That "good use" turned out to be a triple batch of roasted tomato basil soup. We certainly enjoyed it, and I hope that you will, too.
Before I proceed to the recipe and instructions, here are a few background comments about tomatoes and basil –
Tomatoes actually had their origin in the Western Hemisphere and were cultivated by people living in Mexico by around 500 BC. The Spanish conquistadors brought the tomato to Europe in the 1500s and also distributed it among their colonies in the Caribbean and even the Philippines. In the mid-1500s, tomatoes were cultivated primarily as ornamental plants in Italy, however, by the end of the 1600s, published recipes using tomatoes began to appear. By 1710, tomatoes were being grown in present-day South Carolina. Whether they arrived via Great Britain or the Caribbean is unclear.
So are tomatoes fruits or a vegetables? Although, botanically speaking, tomatoes are a fruit, that question became significant for financial reasons in 1887. At that time, US tariff laws placed a duty on fruits but not vegetables. To address that issue, the US Supreme Court declared the tomato a vegetable based on its use in 1893.
Basil seems to have a little less controversy regarding its classification. It is believed to be native to India and has been cultivated there for about 5,000 years. Basil grows best in warm, dry climates and is very sensitive to cold. This probably explains its widespread use in Italian and Southeast Asian. Here in the Intermountain West, I generally wait until late May to plant mine. Although sweet basil is the most commonly grown type of basil, over 160 varieties are available. The term basil is derived from the Greek word basileus, meaning king, and many regard it as the king of herbs.
Now, let's put this soup together. This recipe will yield about 8 servings.
3 pounds of fresh tomatoes cut into halves or quarters
1/4 cup plus 2 tablespoons olive oil
1 tablespoon kosher salt
1 1/2 teaspoons ground black pepper
6 minced garlic cloves - feel free to use less if you wish
1 medium sweet onion, chopped
2 tablespoons butter
1/4 teaspoon red pepper flakes
1 28-ounce can of diced tomatoes or 1 quart of home canned tomatoes with the juice (Note: if you have additional fresh tomatoes that you want to dice up and substitute for canned ones, I anticipate that would be just fine)
1 to 1 1/2 cups fresh basil leaves (depending on your preferences, you can use more or less)

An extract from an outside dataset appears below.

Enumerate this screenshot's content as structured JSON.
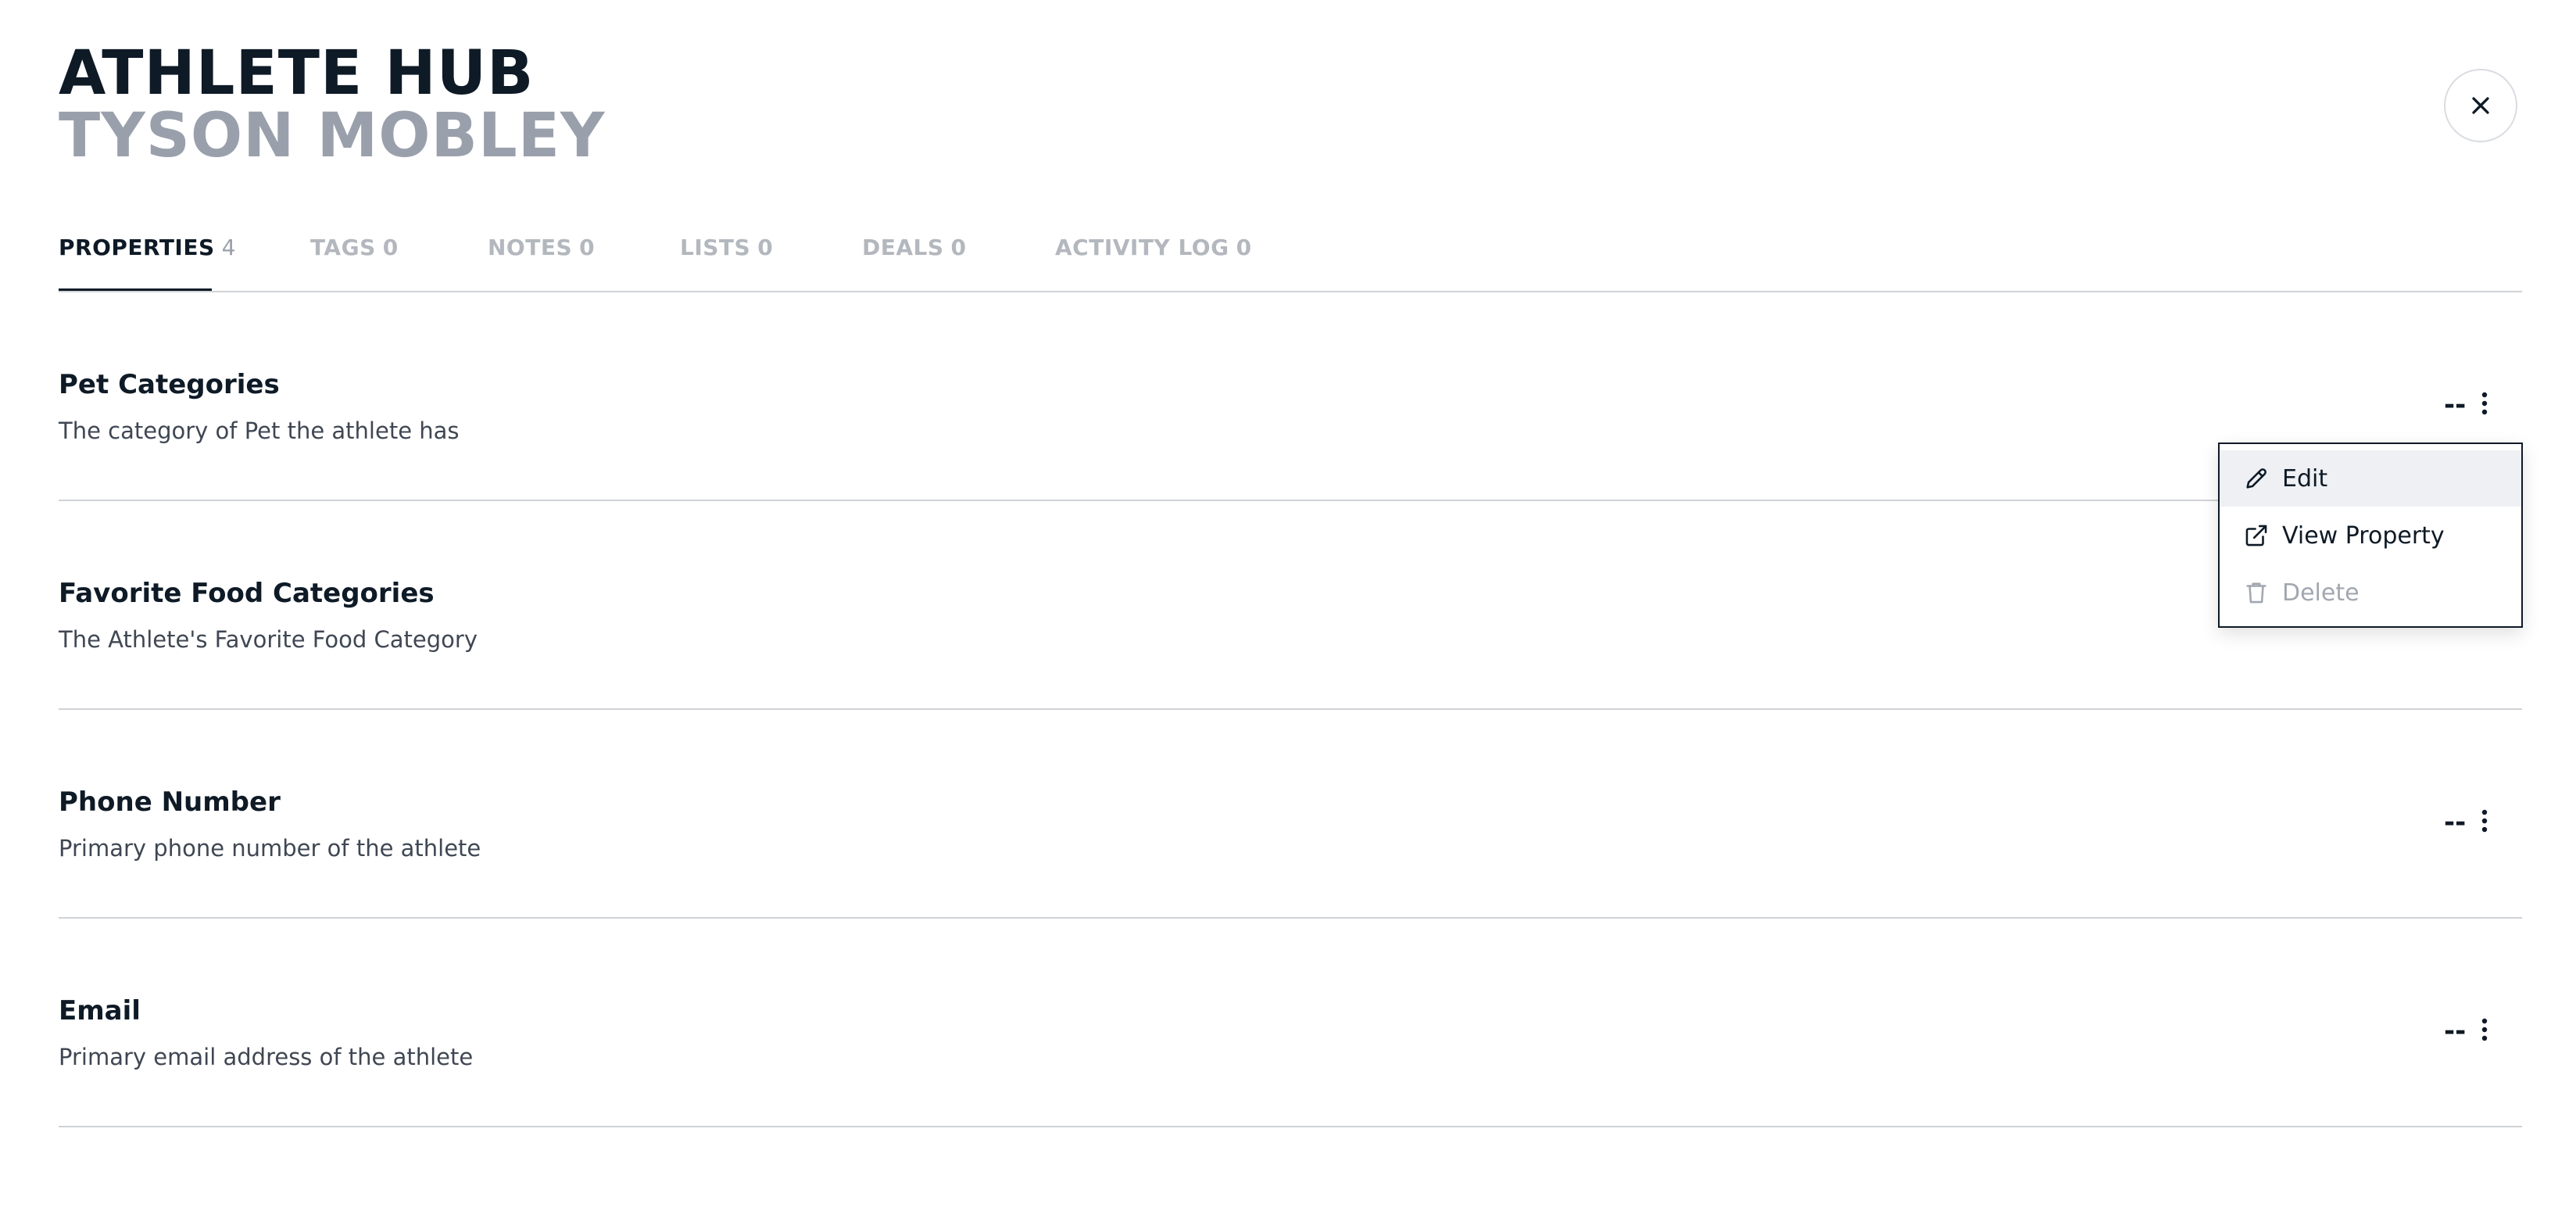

1 teaspoon fresh thyme leaves
1 quart chicken stock or water (I use chicken stock)
1. Combine the fresh tomatoes, 1/4 cup olive oil, salt, pepper, and garlic together such that the tomatoes are coated with the oil. Spread the mixture out onto a baking sheet and roast at 400ºF for 45 minutes. What to do about the tomato skins: I kept the skins on for about 2/3 of the tomatoes and peeled the other 1/3. I chose to peel the ones with cracks or rougher areas on them. As you boil the ingredients together and then use the immersion blender, the skins really don't become an issue at all. Here is one of my pans ready to go into the oven.
Here they are after having been roasted. I really liked tossing the minced garlic in to be roasted along with the tomatoes.
2. Saute the chopped onion in 2 tbsp olive oil, the butter and red pepper flakes until the onion becomes translucent.
3. Stir in the canned tomatoes, basil, thyme, chicken stock, and the roasted tomatoes (including the juice). Don't worry about cutting up the basil leaves, you will be blending them later. Bring to a boil and simmer for about 40 minutes. Here is my soup simmering on the stove. Remember that I made a triple recipe - hence the large, nearly full cooking pot.
4. Allow the soup to cool and blend with an immersion blender to desired consistency. I blended ours to be fairly smooth with a few tomato pieces remaining.
5. Enjoy with a grilled cheese sandwich or some good warm toasted bread.